The Washington Times - January 30, 2009, 06:44PM

Arrived at Comcast Center early today —- early enough to see Eric Hayes hauling three basketballs out to do plenty of extra shooting more than an hour before practice started.

The thing about the stoic Hayes is you never can really tell when something is wrong. He probably would have done the same thing with the same placid expression if he was playing well.


But, as of late, he is not. Over the last seven games, he’s averaging 7.1 points while shooting 29.5 percent. Since he’s a shooting guard, well, that isn’t very good.

For a team that’s cracked the 70-point plateau once in regulation in six league games, that has to be a source of worry for most people. And Maryland coach Gary Williams certainly falls into that category.

“I’m concerned, but I’m really rooting for Eric because he’s played a lot of good basketball here and is going to play a lot in the future,” Williams said. “It’s just getting through this period. It’s a shame because the last game against Boston College, I saw three —- you coach a long time, you look at it from the bench and you see a guy shoot the ball and it looks like it’s going in. They just rattled, three 3s I think they were. They were all good shots, and they were all taken out of the offense. He was in good rhythm when he took them. They didn’t go in.”

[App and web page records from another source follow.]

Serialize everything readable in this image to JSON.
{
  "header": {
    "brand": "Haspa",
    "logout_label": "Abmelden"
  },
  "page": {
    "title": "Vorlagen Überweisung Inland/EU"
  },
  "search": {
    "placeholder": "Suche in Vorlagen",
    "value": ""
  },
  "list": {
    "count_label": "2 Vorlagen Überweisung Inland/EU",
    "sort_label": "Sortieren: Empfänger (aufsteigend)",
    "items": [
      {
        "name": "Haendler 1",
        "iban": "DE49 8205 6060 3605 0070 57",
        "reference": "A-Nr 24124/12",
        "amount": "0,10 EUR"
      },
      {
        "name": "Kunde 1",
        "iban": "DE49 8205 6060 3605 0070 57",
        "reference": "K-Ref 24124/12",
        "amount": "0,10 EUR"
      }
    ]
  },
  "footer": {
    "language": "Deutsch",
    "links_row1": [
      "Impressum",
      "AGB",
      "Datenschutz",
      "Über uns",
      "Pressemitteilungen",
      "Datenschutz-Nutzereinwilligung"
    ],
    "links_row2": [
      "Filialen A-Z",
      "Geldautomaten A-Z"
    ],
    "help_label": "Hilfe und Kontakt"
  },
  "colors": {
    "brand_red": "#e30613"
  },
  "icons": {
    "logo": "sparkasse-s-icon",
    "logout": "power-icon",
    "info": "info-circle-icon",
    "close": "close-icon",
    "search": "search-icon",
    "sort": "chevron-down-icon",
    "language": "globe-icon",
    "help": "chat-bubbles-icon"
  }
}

At some stage, though, they probably have to go in. And for the Terps, that time probably needs to be soon.

Maybe even tomorrow night’s game against Miami.

“I think it’s one of those cases where if you can make a couple in a row, I think he’ll be fine,” Williams said. “You look at the video and things like that, there’s nothing wrong with his stroke. It’s just that the ball’s got to go in, and hopefully that will happen tomorrow night.”

Williams said he’s met with Hayes several times to talk things over and has offered support. But words of encouragement can only do so much good, since it is Hayes who has made only 18 of 61 shots since Jan. 6.

“Easy for me, I’m not the guy shooting the ball,” Williams said. “Coaches always have the right things to tell players to get out of a slump. The only thing is, the coach isn’t in a slump. it’s the player. The mental part of that is really tough on anybody in any sport. A batter goes into a slump, he gets a fastball down the middle and he fouls it off and he’s been putting that pitch out of the park the whole life. It just happens. Eric’s been a great scorer his whole life. In high school, he scored a ton of points. Hopefully, he can get it back.”

—- Patrick Stevens